"I will run until the convention in July in Baltimore - I fully expect Jill Stein 2b the nominee & I will support her, but til then - I'll serve."
More than 400 Occupy Oakland demonstrators and a number of journalists were arrested in a violent confrontation on Jan. 28 when protesters attempted to convert a vacant building into a community center. Several hours later, a group of protesters separated from the crowd and entered City Hall, allegedly vandalizing the inside of the building.
The events were part of a demonstration called "Move-In Day," a plan to use the indoor base of Henry J. Kaiser Convention Center as headquarters for Occupy Oakland protesters to hold General Assemblies and for shelter during the winter, according to occupyoaklandmoveinday.org. The police response to the protesters' efforts entailed using tear gas, bean bag projectiles and flash grenades to disperse the crowd, according to a Jan. 30 Democracy Now! article.
"They are more interested in protecting abandoned private property than they are the people," Occupy Oakland member Maria Lewis said on Democracy Now!
Rocky Anderson is always deferential to Occupy Wall Street when asked about the movement, most recently in a Jan. 31 interview with the online environmental magazine Grist. Occupy has been a "very healthy thing in this country," and there’s an "enormous convergence" between its concerns and his. But for inspiration, the Justice Party candidate points to Tahrir Square, not Zucotti Park.
"One of the great inspirations for us was what we saw in much of the Arab world, where people were intent on overthrowing their nations’ dictators," he told Grist's special projects editor Greg Hanscom during a wide-ranging Q&A. "… They put their lives on the line, utilizing democratized means of communication through social networking and engaging in classic grassroots organizing — and they succeeded."
INDIANAPOLIS - Following today's passage of the so-called "right to work" law, Indiana State AFL-CIO President Nancy Guyott issued the following statement:
"On behalf of all working men and women across Indiana, we are extremely disappointed that the Indiana General Assembly has passed the "right to work for less" bill today.
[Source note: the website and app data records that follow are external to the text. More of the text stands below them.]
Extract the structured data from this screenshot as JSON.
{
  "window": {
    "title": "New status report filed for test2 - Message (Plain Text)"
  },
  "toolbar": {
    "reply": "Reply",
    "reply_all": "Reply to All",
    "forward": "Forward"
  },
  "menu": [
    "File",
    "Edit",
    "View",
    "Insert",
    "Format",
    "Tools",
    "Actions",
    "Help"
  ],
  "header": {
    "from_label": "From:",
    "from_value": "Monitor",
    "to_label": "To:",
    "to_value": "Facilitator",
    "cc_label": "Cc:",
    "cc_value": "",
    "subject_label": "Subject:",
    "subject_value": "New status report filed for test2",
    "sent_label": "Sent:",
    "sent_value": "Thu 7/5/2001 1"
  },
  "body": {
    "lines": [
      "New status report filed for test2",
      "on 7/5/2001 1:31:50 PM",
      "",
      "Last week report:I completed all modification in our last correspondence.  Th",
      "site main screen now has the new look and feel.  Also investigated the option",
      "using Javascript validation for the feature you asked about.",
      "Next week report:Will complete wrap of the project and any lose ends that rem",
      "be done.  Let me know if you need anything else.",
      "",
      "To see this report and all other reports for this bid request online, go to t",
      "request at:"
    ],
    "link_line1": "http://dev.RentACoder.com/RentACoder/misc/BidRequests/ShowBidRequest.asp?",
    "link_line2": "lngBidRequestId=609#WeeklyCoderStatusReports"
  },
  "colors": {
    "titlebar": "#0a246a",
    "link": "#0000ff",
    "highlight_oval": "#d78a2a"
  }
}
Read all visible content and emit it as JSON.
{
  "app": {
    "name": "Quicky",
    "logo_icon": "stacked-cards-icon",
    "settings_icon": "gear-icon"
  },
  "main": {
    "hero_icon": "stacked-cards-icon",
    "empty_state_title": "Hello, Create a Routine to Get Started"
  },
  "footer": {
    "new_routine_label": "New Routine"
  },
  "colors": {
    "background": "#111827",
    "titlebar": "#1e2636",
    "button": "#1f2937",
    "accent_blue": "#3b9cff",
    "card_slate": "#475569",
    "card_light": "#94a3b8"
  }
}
They have set our state upon a path that will lead to lower wages for all working Hoosiers, less safety at work, and less dignity and security in old age or ill health. Indiana's elected officials have given the wrong answer to the most important question of this generation.